Raiders welcome alumnus to grid coaching staff

By Maurice Patton

Ben Martin and the Spring Hill Raiders continue to be the beneficiaries of an unsettled situation involving their county – and Region 6-5A – gridiron rival.

Jason Hoath becomes the third member of last year’s Columbia Central coaching staff to relocate within Maury County in the 10 days since his firing after five seasons as the Lions’ head coach.

“No. 1, the kind of man he is, the character and everything he brings,” Martin said in touting the value of Hoath joining his staff after Saturday’s announcement that ex-Central defensive coordinator Josh Taylor and former Lion two-way playing standout and defensive assistant Montana Cairns would be on the Raiders’ sideline this fall.

“He’s also a very accomplished coach, with multiple years of head coaching experience. He’s a good coach. As I said with Josh and Montana, they’ve coached in our new region. He’s been a head coach in our new region. That’s an invaluable asset.”

A 2003 Spring Hill graduate, Hoath — a three-sport athlete during his high school days who went on to earn all-conference and all-American honors at Lambuth — will likely have offensive and defensive coaching assignments under Martin.

“We haven’t had a chance to sit down and talk yet, but I’m pretty sure he’s going to help on both sides of the ball and pretty confident he’ll be a huge help,” Martin said. “Montana has already taken over the defensive line and has jumped in with both feet. He’s going to bring a lot of youth and enthusiasm as well as knowledge. Josh is learning terminology right now. We’re doing a lot of the same things; there’s just different names for it.

“A lot of times, when you bring in new coaches, it’s a learning curve – you have to work on chemistry. With those guys, it’s built-in chemistry. They mesh very well with what we do. I think it’s going to be a positive all around.”

With much of the staff already set, Hoath is content to get in where he fits in under Martin.

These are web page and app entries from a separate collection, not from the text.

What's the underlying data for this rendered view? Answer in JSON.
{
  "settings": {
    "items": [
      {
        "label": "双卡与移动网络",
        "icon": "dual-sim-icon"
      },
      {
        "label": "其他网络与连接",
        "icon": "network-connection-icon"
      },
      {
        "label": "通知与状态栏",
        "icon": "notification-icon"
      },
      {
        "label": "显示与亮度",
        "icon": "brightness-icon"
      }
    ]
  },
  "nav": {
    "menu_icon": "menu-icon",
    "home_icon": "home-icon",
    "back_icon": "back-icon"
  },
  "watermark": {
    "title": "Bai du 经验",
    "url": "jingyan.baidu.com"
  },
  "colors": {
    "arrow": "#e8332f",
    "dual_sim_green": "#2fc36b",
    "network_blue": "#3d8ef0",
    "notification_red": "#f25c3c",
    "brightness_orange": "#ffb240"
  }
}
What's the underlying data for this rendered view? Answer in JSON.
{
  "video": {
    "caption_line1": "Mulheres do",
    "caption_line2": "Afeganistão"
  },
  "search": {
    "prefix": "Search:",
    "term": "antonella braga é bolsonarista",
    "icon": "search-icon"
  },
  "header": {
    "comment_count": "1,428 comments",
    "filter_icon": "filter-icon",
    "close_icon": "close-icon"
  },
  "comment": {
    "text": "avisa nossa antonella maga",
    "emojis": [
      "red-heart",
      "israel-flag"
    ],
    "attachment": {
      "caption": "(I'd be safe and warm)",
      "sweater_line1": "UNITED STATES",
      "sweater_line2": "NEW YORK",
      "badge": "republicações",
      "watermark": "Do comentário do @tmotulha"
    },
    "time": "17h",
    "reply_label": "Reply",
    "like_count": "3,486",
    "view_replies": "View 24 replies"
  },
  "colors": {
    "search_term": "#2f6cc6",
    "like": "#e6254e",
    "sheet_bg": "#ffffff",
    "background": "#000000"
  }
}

“I’m excited that Coach Martin gave me an opportunity to join his staff,” said Hoath, 11-12 in two season at Mt. Pleasant before going 23-31 over the past five years with the Lions. “There’s a lot of good things going on at Spring Hill. I’m excited to be a part of it and get into the building as a teacher. I’m looking forward to a new, fresh start.

“I would imagine defensively I’ll be (working with) the secondary, either with the safeties or the cornerbacks. Offensively, I’ve got a little experience coaching all the positions, so I guess I’ll be wherever they need me.”

Meanwhile, Hoath’s sons – freshman running back/linebacker Nate and junior tight end/defensive end Jase – continue to practice at Columbia Central.

“I’m hoping they follow me, but it’s still up in the air,” he said. “No final decision’s been made. It’s tough for Jase, being a junior. I want them with me, but I’ll love ‘em no matter what.

“They’re good ballplayers and good young men. I want them to continue to do the right thing. Until a decision’s been made, they need to be there practicing and getting better at football and preparing for the season and being good teammates. It’s been difficult, but I know they’re going to be successful no matter what they do.”

Dialogue between Martin and former Central offensive coordinator Scott Tilghman continues, but no decision has been made regarding his addition to the staff.

The personnel changes, as the 2021 campaign starts in a month, promise to make the Oct. 29 “Backyard Bowl” regular-season finale between the Lions and host Spring Hill an even more energetic event.

“That’s never much of an issue,” Martin said, “but we may not need the pyrotechnics to have the fireworks.”